(Page and application data records)

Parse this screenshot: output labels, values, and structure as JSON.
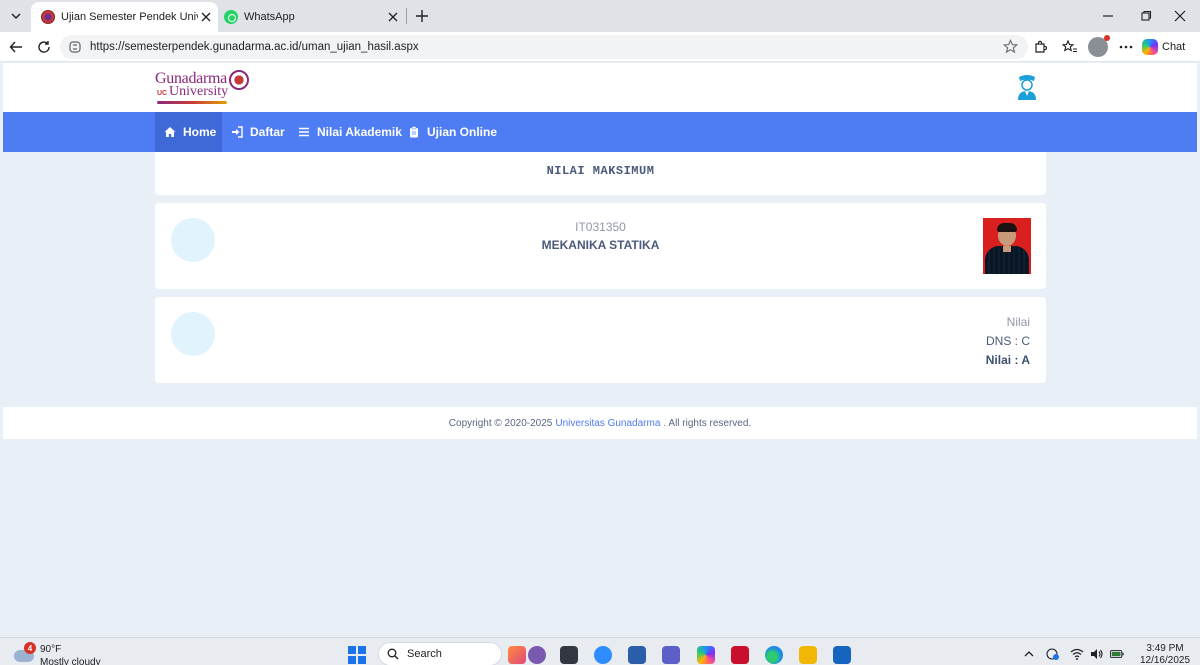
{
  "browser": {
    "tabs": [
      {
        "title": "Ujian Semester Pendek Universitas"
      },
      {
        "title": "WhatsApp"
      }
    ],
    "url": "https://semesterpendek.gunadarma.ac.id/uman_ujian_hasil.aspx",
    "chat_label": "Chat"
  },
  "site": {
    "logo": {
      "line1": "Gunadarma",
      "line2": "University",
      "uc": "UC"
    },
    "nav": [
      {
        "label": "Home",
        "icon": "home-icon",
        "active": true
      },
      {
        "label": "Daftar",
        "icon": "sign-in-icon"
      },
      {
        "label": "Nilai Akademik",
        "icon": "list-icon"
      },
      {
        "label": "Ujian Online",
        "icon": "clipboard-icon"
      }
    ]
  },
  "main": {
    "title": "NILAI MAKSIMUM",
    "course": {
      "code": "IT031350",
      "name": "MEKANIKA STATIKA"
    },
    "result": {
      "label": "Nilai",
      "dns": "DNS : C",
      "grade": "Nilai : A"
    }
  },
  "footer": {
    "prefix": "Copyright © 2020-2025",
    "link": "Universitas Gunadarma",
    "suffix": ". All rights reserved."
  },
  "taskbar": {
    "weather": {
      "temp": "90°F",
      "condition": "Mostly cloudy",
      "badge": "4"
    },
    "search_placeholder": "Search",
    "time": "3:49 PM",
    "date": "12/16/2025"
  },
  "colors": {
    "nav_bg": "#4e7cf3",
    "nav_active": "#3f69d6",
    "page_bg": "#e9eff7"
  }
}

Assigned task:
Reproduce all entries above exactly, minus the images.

Solution:
Parse this screenshot: output labels, values, and structure as JSON.
{
  "browser": {
    "tabs": [
      {
        "title": "Ujian Semester Pendek Universitas"
      },
      {
        "title": "WhatsApp"
      }
    ],
    "url": "https://semesterpendek.gunadarma.ac.id/uman_ujian_hasil.aspx",
    "chat_label": "Chat"
  },
  "site": {
    "logo": {
      "line1": "Gunadarma",
      "line2": "University",
      "uc": "UC"
    },
    "nav": [
      {
        "label": "Home",
        "icon": "home-icon",
        "active": true
      },
      {
        "label": "Daftar",
        "icon": "sign-in-icon"
      },
      {
        "label": "Nilai Akademik",
        "icon": "list-icon"
      },
      {
        "label": "Ujian Online",
        "icon": "clipboard-icon"
      }
    ]
  },
  "main": {
    "title": "NILAI MAKSIMUM",
    "course": {
      "code": "IT031350",
      "name": "MEKANIKA STATIKA"
    },
    "result": {
      "label": "Nilai",
      "dns": "DNS : C",
      "grade": "Nilai : A"
    }
  },
  "footer": {
    "prefix": "Copyright © 2020-2025",
    "link": "Universitas Gunadarma",
    "suffix": ". All rights reserved."
  },
  "taskbar": {
    "weather": {
      "temp": "90°F",
      "condition": "Mostly cloudy",
      "badge": "4"
    },
    "search_placeholder": "Search",
    "time": "3:49 PM",
    "date": "12/16/2025"
  },
  "colors": {
    "nav_bg": "#4e7cf3",
    "nav_active": "#3f69d6",
    "page_bg": "#e9eff7"
  }
}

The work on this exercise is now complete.